CAIRO -- Libya's interior minister said Wednesday that the U.S. Ambassador to Libya, Christopher Stevens, was killed when armed Islamist militants overran the U.S. consulate in Libyas second largest city, in a day of rage that also struck the U.S. Embassy in Cairo, where demonstrators hauled down the American flag, tore it to pieces and burned it.
Secretary of State Hillary Clinton confirmed Stevens' death and said that three other Americans had died, including another diplomat, Sean Smith. The names of the other dead were withheld, pending notification of relatives, Clinton said.
"Our hearts go out to all their families and colleagues," Clinton said in a statement.
At the Pentagon, Defense officials said a Fleet Anti-terrorism Security Team of about 50 Marines was on it's way to Benghazi, though there was no estimate on when they would arrive.
The official said there was no U.S. Marine security detail at the consulate because consulates don't get U.S. Marine security.
"That's usually reserved for embassies," the official, who spoke on condition of anonymity said.
Another Defense official, also speaking on condition of anonymity, said the U.S. embassy in Tripoli has a security team of 18 Marines.
Speaking at the State Department, Clinton said that U.S. and Libyan security personnel battled the attackers together, and that the Obama administration now is working with the Libyan government to identify and track down the assailants.

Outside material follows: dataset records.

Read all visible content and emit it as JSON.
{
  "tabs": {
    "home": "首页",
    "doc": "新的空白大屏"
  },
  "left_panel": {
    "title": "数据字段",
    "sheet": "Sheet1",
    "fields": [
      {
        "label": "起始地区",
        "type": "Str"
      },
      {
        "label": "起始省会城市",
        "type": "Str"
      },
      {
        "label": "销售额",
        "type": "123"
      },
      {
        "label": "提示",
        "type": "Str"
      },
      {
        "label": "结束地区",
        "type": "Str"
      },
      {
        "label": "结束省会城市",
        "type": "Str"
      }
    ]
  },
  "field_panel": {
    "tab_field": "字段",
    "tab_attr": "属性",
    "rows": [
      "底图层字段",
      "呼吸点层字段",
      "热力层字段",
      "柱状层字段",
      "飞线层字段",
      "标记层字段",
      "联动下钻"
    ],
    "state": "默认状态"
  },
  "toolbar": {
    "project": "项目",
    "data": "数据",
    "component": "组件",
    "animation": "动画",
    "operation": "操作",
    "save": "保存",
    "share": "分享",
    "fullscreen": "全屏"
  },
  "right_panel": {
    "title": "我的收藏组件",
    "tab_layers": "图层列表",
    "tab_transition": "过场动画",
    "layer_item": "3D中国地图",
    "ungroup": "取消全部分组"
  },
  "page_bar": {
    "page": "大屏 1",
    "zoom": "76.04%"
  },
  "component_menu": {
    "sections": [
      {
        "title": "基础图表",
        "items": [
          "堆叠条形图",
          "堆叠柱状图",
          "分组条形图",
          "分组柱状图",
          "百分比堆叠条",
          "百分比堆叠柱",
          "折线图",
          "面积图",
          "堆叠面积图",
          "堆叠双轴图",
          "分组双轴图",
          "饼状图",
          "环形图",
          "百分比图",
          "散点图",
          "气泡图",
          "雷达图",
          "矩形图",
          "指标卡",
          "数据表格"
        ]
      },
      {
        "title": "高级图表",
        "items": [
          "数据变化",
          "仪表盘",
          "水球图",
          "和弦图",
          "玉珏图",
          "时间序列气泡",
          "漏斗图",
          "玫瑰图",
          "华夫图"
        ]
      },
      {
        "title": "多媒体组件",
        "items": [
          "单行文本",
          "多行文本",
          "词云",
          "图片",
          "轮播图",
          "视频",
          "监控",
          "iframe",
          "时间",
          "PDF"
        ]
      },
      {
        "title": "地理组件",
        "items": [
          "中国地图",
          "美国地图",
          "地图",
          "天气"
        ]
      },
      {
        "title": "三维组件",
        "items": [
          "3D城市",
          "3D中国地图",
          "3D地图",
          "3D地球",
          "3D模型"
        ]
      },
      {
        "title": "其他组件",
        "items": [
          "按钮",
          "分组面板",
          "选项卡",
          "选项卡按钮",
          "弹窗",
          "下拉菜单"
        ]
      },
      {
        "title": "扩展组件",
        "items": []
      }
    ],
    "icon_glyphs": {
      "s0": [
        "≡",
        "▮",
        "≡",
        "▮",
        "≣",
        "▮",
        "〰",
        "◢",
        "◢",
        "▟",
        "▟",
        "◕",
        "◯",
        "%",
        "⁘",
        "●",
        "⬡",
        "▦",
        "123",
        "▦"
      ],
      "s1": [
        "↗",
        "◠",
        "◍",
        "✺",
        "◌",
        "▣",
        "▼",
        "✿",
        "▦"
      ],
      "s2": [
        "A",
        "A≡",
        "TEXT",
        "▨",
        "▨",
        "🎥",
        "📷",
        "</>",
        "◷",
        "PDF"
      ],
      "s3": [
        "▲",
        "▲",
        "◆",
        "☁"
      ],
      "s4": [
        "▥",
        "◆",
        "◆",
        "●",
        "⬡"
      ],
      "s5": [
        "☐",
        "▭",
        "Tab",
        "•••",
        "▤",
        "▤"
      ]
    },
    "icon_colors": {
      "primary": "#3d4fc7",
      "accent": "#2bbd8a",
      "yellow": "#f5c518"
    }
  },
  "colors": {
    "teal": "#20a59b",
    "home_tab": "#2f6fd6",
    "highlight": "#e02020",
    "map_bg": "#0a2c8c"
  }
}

The United States "will not rest until those responsible for these attacks are found and brought to justice," she said.
The administration, she said, will continue supporting the Libyan government as it struggles to surmount serious insecurity in the aftermath of the civil war that overthrew Gadhafi.

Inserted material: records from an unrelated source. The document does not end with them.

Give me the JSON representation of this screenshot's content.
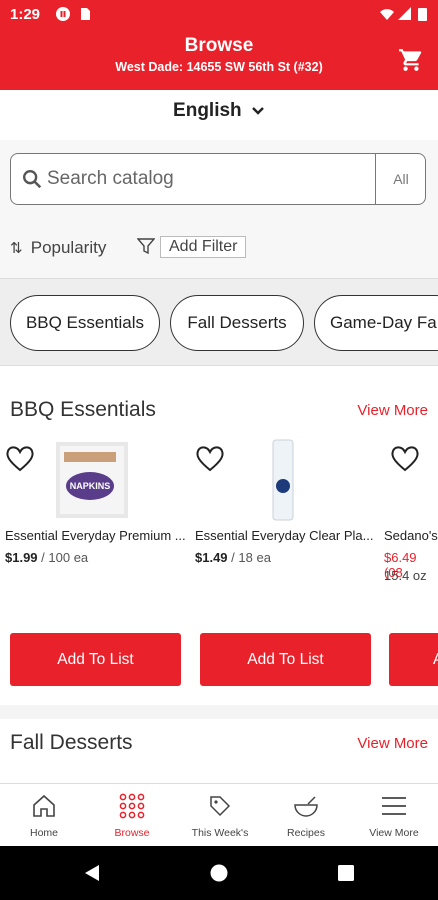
{
  "status_bar": {
    "time": "1:29"
  },
  "header": {
    "title": "Browse",
    "subtitle": "West Dade: 14655 SW 56th St (#32)"
  },
  "language": {
    "label": "English"
  },
  "search": {
    "placeholder": "Search catalog",
    "scope_label": "All"
  },
  "sort": {
    "label": "Popularity"
  },
  "filter": {
    "label": "Add Filter"
  },
  "chips": [
    "BBQ Essentials",
    "Fall Desserts",
    "Game-Day Fa"
  ],
  "sections": [
    {
      "title": "BBQ Essentials",
      "view_more": "View More",
      "products": [
        {
          "name": "Essential Everyday Premium ...",
          "price": "$1.99",
          "unit": "/ 100 ea",
          "size": "",
          "add_label": "Add To List"
        },
        {
          "name": "Essential Everyday Clear Pla...",
          "price": "$1.49",
          "unit": "/ 18 ea",
          "size": "",
          "add_label": "Add To List"
        },
        {
          "name": "Sedano's",
          "price": "$6.49 (08",
          "unit": "",
          "size": "15.4 oz",
          "add_label": "A"
        }
      ]
    },
    {
      "title": "Fall Desserts",
      "view_more": "View More"
    }
  ],
  "bottom_nav": [
    {
      "label": "Home",
      "icon": "home-icon"
    },
    {
      "label": "Browse",
      "icon": "grid-dots-icon"
    },
    {
      "label": "This Week's",
      "icon": "tag-icon"
    },
    {
      "label": "Recipes",
      "icon": "bowl-icon"
    },
    {
      "label": "View More",
      "icon": "menu-icon"
    }
  ],
  "colors": {
    "brand_red": "#e8212b"
  }
}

"This was an attack by a small and savage group, not the people or government of Libya," she said.
She praised Stevens as a dedicated diplomat who she first appointed as U.S. envoy to the opposition groups that fought Gadhafi and then as the U.S. ambassador to the new government.
Stevens, she said, "risked his life to stop a tyrant and then risked his life" working to rebuild Libya.
Clinton later joined Obama at the White House as the president condemned the "shocking and outrageous attack" and praised Stevens and other dead U.S. officials as "extraordinary Americans."
Speaking in the Rose Garden, Obama said that the Libyan government was working with the United States to boost security for U.S. diplomatic personnel in the country and track down the assailants, and that security was being increased at U.S. missions around the world.
Obama criticized the film that prompted the protest, but he said that nothing justified the consulate assault.
"Since our founding, the United States has been a nation that respects all faiths. We reject all efforts to denigrate the religious beliefs of others," he said. "But there is absolutely no justification for this type of senseless violence. None. The world must stand together to unequivocally reject these brutal acts."
Like Clinton, Obama said that the attack would not undermine U.S. support for the Libyan government.
"Libyan security personnel fought back against the attackers alongside Americans. Libyans helped some of our diplomats find safety, and they carried Ambassador Stevens' body to the hospital, where we tragically learned he had died," he said.